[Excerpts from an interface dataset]
____________________

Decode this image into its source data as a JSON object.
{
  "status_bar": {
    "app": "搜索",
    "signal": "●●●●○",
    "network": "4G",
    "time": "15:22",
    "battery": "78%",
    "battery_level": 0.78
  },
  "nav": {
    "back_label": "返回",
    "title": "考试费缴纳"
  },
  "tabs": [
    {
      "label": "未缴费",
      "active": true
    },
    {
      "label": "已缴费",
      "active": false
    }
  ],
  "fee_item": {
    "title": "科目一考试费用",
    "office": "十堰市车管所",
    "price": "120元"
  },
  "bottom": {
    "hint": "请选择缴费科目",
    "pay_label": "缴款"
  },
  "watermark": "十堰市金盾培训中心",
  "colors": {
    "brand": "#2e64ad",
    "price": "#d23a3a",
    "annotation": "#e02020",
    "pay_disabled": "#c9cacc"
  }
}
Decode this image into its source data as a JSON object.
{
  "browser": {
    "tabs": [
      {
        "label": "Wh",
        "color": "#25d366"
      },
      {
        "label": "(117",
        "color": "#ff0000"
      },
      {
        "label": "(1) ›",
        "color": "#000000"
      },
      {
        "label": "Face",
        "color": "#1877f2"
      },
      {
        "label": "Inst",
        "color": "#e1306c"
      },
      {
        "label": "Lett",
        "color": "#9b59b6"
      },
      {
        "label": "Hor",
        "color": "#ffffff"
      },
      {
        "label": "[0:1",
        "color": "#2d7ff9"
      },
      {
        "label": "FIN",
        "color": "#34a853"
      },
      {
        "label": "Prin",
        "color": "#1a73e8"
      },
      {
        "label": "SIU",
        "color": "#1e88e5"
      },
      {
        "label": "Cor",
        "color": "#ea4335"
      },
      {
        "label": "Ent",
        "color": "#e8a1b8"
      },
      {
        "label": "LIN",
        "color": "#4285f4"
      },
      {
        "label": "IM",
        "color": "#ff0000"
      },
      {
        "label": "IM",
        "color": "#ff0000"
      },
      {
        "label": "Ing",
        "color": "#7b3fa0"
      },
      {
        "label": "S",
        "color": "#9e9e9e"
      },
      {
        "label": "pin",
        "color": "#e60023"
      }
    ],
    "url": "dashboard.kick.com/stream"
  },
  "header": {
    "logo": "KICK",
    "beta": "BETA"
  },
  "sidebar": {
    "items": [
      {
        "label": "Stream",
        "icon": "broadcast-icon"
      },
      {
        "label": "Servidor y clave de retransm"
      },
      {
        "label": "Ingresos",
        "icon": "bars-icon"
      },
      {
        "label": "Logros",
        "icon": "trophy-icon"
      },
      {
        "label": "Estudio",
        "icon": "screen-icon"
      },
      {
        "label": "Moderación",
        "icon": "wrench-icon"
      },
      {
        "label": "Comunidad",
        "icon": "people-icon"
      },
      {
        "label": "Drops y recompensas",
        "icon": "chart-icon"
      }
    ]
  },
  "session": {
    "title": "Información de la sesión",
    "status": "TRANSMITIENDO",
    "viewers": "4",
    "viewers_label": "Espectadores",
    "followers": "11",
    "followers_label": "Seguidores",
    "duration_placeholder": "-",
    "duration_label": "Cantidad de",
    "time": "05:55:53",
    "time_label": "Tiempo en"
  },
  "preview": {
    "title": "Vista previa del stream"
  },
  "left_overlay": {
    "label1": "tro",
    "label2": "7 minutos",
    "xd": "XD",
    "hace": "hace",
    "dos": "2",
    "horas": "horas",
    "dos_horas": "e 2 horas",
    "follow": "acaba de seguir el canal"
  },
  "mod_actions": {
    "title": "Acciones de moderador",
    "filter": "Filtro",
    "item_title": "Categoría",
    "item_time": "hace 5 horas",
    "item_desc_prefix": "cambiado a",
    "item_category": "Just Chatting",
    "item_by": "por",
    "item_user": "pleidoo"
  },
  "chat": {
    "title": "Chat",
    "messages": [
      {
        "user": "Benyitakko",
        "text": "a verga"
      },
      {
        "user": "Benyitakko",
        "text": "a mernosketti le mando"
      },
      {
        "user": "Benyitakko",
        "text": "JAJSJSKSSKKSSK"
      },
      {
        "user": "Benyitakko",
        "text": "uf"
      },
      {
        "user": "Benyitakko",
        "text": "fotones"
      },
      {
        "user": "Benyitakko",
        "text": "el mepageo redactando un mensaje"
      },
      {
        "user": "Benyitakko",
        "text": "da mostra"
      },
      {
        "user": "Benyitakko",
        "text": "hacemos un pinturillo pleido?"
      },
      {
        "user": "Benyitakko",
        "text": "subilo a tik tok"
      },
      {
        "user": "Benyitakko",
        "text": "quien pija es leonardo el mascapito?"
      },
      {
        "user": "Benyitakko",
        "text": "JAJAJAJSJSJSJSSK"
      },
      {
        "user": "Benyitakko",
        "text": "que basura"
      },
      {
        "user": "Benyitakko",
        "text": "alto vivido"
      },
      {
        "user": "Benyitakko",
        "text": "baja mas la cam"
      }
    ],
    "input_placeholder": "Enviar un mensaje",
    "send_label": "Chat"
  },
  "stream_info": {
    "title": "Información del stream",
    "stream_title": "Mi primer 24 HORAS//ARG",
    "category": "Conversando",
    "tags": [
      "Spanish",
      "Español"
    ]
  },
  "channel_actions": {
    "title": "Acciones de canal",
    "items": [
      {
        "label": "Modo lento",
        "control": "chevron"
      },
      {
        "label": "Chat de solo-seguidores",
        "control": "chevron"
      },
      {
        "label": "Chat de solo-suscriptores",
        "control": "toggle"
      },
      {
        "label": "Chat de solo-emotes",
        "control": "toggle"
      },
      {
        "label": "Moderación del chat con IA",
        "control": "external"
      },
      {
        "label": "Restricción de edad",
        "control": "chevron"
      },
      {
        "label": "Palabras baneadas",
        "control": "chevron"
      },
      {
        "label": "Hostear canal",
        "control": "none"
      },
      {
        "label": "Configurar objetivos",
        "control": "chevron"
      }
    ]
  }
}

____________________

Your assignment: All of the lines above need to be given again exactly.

Response to the exercise:
Decode this image into its source data as a JSON object.
{
  "status_bar": {
    "app": "搜索",
    "signal": "●●●●○",
    "network": "4G",
    "time": "15:22",
    "battery": "78%",
    "battery_level": 0.78
  },
  "nav": {
    "back_label": "返回",
    "title": "考试费缴纳"
  },
  "tabs": [
    {
      "label": "未缴费",
      "active": true
    },
    {
      "label": "已缴费",
      "active": false
    }
  ],
  "fee_item": {
    "title": "科目一考试费用",
    "office": "十堰市车管所",
    "price": "120元"
  },
  "bottom": {
    "hint": "请选择缴费科目",
    "pay_label": "缴款"
  },
  "watermark": "十堰市金盾培训中心",
  "colors": {
    "brand": "#2e64ad",
    "price": "#d23a3a",
    "annotation": "#e02020",
    "pay_disabled": "#c9cacc"
  }
}
Decode this image into its source data as a JSON object.
{
  "browser": {
    "tabs": [
      {
        "label": "Wh",
        "color": "#25d366"
      },
      {
        "label": "(117",
        "color": "#ff0000"
      },
      {
        "label": "(1) ›",
        "color": "#000000"
      },
      {
        "label": "Face",
        "color": "#1877f2"
      },
      {
        "label": "Inst",
        "color": "#e1306c"
      },
      {
        "label": "Lett",
        "color": "#9b59b6"
      },
      {
        "label": "Hor",
        "color": "#ffffff"
      },
      {
        "label": "[0:1",
        "color": "#2d7ff9"
      },
      {
        "label": "FIN",
        "color": "#34a853"
      },
      {
        "label": "Prin",
        "color": "#1a73e8"
      },
      {
        "label": "SIU",
        "color": "#1e88e5"
      },
      {
        "label": "Cor",
        "color": "#ea4335"
      },
      {
        "label": "Ent",
        "color": "#e8a1b8"
      },
      {
        "label": "LIN",
        "color": "#4285f4"
      },
      {
        "label": "IM",
        "color": "#ff0000"
      },
      {
        "label": "IM",
        "color": "#ff0000"
      },
      {
        "label": "Ing",
        "color": "#7b3fa0"
      },
      {
        "label": "S",
        "color": "#9e9e9e"
      },
      {
        "label": "pin",
        "color": "#e60023"
      }
    ],
    "url": "dashboard.kick.com/stream"
  },
  "header": {
    "logo": "KICK",
    "beta": "BETA"
  },
  "sidebar": {
    "items": [
      {
        "label": "Stream",
        "icon": "broadcast-icon"
      },
      {
        "label": "Servidor y clave de retransm"
      },
      {
        "label": "Ingresos",
        "icon": "bars-icon"
      },
      {
        "label": "Logros",
        "icon": "trophy-icon"
      },
      {
        "label": "Estudio",
        "icon": "screen-icon"
      },
      {
        "label": "Moderación",
        "icon": "wrench-icon"
      },
      {
        "label": "Comunidad",
        "icon": "people-icon"
      },
      {
        "label": "Drops y recompensas",
        "icon": "chart-icon"
      }
    ]
  },
  "session": {
    "title": "Información de la sesión",
    "status": "TRANSMITIENDO",
    "viewers": "4",
    "viewers_label": "Espectadores",
    "followers": "11",
    "followers_label": "Seguidores",
    "duration_placeholder": "-",
    "duration_label": "Cantidad de",
    "time": "05:55:53",
    "time_label": "Tiempo en"
  },
  "preview": {
    "title": "Vista previa del stream"
  },
  "left_overlay": {
    "label1": "tro",
    "label2": "7 minutos",
    "xd": "XD",
    "hace": "hace",
    "dos": "2",
    "horas": "horas",
    "dos_horas": "e 2 horas",
    "follow": "acaba de seguir el canal"
  },
  "mod_actions": {
    "title": "Acciones de moderador",
    "filter": "Filtro",
    "item_title": "Categoría",
    "item_time": "hace 5 horas",
    "item_desc_prefix": "cambiado a",
    "item_category": "Just Chatting",
    "item_by": "por",
    "item_user": "pleidoo"
  },
  "chat": {
    "title": "Chat",
    "messages": [
      {
        "user": "Benyitakko",
        "text": "a verga"
      },
      {
        "user": "Benyitakko",
        "text": "a mernosketti le mando"
      },
      {
        "user": "Benyitakko",
        "text": "JAJSJSKSSKKSSK"
      },
      {
        "user": "Benyitakko",
        "text": "uf"
      },
      {
        "user": "Benyitakko",
        "text": "fotones"
      },
      {
        "user": "Benyitakko",
        "text": "el mepageo redactando un mensaje"
      },
      {
        "user": "Benyitakko",
        "text": "da mostra"
      },
      {
        "user": "Benyitakko",
        "text": "hacemos un pinturillo pleido?"
      },
      {
        "user": "Benyitakko",
        "text": "subilo a tik tok"
      },
      {
        "user": "Benyitakko",
        "text": "quien pija es leonardo el mascapito?"
      },
      {
        "user": "Benyitakko",
        "text": "JAJAJAJSJSJSJSSK"
      },
      {
        "user": "Benyitakko",
        "text": "que basura"
      },
      {
        "user": "Benyitakko",
        "text": "alto vivido"
      },
      {
        "user": "Benyitakko",
        "text": "baja mas la cam"
      }
    ],
    "input_placeholder": "Enviar un mensaje",
    "send_label": "Chat"
  },
  "stream_info": {
    "title": "Información del stream",
    "stream_title": "Mi primer 24 HORAS//ARG",
    "category": "Conversando",
    "tags": [
      "Spanish",
      "Español"
    ]
  },
  "channel_actions": {
    "title": "Acciones de canal",
    "items": [
      {
        "label": "Modo lento",
        "control": "chevron"
      },
      {
        "label": "Chat de solo-seguidores",
        "control": "chevron"
      },
      {
        "label": "Chat de solo-suscriptores",
        "control": "toggle"
      },
      {
        "label": "Chat de solo-emotes",
        "control": "toggle"
      },
      {
        "label": "Moderación del chat con IA",
        "control": "external"
      },
      {
        "label": "Restricción de edad",
        "control": "chevron"
      },
      {
        "label": "Palabras baneadas",
        "control": "chevron"
      },
      {
        "label": "Hostear canal",
        "control": "none"
      },
      {
        "label": "Configurar objetivos",
        "control": "chevron"
      }
    ]
  }
}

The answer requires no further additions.